Nutanix AHV (Hypervisor) Update Released

Fresh off the press, is an updated version of the Nutanix hypervisor, AHV. Today we released AHV-20160925.43. Features include broader support for the AOS 5.0.x family, and a tech preview feature of hot plugging memory and CPU on VMs. A number of bug fixes were also incorporated. Noteworthy, is a network stack issue that has been fixed. This issue could be experienced by any customer, so upgrading is encouraged.

If you are using AHV, you are encouraged to check out the release notes here. AHV is 1-click upgrade enabled, so you can easily update your cluster in an automated fashion with no VM downtime.

 

Critical Zerto 5.0 update for Nutanix customers

If you are a Nutanix customer, and using Zerto, Zerto has release a very critical patch. Unpatched, the bug could result in data integrity issues. This has been seen in the field, particularly with Microsoft SQL. So it’s very imperative that you review the Zerto release notes and upgrade to Zerto 5.0 U2 ASAP.
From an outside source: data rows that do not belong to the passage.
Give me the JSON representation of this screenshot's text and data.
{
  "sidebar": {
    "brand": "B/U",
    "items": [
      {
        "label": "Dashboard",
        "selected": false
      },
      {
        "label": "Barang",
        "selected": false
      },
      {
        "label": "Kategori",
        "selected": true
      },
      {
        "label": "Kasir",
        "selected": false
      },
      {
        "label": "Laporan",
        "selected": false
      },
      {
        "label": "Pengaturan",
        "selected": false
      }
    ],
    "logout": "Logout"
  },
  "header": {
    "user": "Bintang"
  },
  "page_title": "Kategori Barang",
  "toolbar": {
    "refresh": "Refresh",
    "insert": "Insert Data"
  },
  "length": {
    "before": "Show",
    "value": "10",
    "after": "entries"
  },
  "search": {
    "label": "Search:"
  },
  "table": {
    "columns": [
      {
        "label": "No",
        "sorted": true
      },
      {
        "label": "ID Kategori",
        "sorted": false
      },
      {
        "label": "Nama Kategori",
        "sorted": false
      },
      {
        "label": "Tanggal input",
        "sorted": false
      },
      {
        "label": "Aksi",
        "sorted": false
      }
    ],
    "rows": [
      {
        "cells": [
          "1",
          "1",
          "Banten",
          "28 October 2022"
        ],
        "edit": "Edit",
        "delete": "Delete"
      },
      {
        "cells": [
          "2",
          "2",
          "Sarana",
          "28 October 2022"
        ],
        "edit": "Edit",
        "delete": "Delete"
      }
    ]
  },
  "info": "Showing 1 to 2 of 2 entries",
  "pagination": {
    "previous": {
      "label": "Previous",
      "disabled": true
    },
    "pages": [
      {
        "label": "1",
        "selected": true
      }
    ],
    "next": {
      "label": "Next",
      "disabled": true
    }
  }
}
The issue manifests itself during CVM failover operations and result in lost writes.  These failover operations are normally transparent to the guest, and in no way interrupt the normal I/O data path. The Nutanix business critical apps team was able to reproduce the issue in house at will, and confirmed Zerto 5.0 U2 has resolved the issue. Zerto is a great partner, and they were extremely helpful in resolving this issue. The issue is not exclusive to SQL, but is more readily apparent since DBAs do routine integrity checks which will fail if the bug has been triggered.

I do not know if versions prior to 5.0 U2 (such as the 4.x version) will receive the patch. Check with your Zerto account team. If the patch won’t be back ported, then you need to plan on upgrading to 5.0 U2 ASAP. We have many joint customers, that absolutely love the Zerto features coupled with Nutanix simplicity.

My boss, Michael Webster, also has a write up about this issue which you can find here.